● Data:

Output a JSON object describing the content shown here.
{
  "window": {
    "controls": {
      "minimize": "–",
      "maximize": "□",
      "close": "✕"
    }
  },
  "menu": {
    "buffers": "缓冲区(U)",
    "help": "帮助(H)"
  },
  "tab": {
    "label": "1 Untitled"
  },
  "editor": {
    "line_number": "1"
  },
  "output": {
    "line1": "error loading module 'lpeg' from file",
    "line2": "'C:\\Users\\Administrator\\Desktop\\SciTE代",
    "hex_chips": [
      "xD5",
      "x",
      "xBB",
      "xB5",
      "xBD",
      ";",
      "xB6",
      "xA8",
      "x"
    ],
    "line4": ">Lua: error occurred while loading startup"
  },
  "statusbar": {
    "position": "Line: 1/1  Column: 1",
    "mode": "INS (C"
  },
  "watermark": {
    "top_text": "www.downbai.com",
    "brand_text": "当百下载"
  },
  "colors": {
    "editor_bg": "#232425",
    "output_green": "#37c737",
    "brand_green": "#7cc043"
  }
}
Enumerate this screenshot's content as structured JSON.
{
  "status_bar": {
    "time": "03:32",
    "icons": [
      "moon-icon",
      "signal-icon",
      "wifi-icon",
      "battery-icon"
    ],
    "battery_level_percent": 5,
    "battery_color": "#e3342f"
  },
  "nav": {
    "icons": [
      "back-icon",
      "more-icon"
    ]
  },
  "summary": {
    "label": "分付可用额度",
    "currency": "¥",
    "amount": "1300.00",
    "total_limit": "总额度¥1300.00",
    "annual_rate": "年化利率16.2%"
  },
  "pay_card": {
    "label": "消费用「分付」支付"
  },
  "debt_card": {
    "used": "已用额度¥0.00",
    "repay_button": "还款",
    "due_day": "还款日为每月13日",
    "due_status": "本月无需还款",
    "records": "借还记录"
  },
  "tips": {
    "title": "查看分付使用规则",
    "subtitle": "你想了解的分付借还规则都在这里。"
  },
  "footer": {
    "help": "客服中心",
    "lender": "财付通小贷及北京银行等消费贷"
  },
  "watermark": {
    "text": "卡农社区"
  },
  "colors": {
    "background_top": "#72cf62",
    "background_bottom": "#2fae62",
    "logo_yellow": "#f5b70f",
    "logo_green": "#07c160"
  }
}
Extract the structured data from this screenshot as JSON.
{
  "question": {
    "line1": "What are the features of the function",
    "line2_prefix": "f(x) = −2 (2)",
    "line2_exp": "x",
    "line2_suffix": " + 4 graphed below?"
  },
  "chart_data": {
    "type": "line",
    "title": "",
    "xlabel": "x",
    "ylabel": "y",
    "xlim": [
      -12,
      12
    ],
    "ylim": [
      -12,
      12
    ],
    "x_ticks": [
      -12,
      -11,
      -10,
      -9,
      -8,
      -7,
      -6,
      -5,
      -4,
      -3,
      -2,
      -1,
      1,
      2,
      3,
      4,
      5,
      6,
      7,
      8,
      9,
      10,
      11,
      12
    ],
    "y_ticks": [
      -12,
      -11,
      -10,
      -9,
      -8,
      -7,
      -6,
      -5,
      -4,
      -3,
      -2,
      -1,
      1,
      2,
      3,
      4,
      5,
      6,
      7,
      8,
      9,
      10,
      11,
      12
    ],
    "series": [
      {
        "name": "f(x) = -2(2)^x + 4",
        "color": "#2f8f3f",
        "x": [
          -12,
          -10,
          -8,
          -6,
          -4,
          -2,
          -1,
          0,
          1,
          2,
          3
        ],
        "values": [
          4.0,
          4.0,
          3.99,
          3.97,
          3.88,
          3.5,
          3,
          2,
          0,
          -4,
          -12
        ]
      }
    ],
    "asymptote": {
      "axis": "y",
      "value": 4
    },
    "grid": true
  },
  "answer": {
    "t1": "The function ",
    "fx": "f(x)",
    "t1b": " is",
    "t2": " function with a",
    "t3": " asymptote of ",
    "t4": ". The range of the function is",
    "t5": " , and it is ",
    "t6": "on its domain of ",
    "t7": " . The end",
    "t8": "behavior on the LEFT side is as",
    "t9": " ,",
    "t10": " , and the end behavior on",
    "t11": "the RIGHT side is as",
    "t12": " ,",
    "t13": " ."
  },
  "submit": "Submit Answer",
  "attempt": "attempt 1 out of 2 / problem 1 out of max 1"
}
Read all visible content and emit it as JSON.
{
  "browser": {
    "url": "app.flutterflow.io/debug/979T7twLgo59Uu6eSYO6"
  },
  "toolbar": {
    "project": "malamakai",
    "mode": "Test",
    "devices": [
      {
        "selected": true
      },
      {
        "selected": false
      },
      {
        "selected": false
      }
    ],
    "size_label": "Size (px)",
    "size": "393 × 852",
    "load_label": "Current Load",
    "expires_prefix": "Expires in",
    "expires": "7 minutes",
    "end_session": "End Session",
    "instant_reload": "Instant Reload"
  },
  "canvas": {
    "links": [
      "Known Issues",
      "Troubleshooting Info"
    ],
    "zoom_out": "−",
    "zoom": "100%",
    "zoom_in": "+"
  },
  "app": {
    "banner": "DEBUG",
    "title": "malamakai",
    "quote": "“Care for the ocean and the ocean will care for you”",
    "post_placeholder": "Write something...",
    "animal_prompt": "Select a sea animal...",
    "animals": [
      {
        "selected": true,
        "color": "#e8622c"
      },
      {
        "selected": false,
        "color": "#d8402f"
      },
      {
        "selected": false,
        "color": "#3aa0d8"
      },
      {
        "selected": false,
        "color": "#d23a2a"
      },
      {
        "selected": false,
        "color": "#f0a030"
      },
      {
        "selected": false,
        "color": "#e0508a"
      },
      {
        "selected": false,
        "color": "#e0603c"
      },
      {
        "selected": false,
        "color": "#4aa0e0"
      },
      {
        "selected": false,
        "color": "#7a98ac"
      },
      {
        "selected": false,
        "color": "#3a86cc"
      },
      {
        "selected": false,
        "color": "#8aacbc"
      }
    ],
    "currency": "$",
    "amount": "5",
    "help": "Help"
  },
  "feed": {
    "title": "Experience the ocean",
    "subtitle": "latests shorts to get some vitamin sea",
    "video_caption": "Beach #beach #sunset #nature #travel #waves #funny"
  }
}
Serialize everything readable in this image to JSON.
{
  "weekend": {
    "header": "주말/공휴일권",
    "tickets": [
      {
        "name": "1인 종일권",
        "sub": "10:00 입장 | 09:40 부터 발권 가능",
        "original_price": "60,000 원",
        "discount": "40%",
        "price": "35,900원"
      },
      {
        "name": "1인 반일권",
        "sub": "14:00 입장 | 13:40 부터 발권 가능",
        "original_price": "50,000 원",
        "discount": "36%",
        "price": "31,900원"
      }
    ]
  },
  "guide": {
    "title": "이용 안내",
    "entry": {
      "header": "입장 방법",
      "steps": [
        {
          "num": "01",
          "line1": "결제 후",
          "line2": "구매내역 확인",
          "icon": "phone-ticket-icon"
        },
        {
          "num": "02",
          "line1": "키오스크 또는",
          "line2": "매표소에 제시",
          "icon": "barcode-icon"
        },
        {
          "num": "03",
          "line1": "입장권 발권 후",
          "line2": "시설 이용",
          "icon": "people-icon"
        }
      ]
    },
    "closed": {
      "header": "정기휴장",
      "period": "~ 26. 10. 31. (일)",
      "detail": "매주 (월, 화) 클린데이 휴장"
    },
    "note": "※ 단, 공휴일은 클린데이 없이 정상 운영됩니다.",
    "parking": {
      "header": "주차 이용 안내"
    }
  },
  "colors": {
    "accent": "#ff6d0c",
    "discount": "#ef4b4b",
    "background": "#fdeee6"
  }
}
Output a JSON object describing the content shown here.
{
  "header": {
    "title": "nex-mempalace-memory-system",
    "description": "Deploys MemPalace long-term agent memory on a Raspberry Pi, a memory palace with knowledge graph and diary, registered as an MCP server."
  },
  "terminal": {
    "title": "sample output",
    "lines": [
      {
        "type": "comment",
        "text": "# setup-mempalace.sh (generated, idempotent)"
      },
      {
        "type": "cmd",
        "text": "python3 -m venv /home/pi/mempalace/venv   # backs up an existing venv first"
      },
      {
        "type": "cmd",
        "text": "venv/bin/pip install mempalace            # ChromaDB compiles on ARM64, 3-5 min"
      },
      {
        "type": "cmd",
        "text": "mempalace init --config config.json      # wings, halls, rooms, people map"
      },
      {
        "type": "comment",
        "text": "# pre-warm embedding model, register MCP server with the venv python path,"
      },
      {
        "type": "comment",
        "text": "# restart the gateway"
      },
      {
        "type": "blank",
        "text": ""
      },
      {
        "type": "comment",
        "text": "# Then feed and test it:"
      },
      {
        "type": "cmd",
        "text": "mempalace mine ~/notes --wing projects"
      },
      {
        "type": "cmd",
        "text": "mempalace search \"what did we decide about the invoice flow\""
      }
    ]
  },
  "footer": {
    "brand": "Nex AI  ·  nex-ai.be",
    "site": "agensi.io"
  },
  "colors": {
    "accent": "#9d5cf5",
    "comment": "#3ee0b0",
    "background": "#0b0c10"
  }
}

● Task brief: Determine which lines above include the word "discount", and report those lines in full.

● Answer section:
        "discount": "40%",
        "discount": "36%",
    "discount": "#ef4b4b",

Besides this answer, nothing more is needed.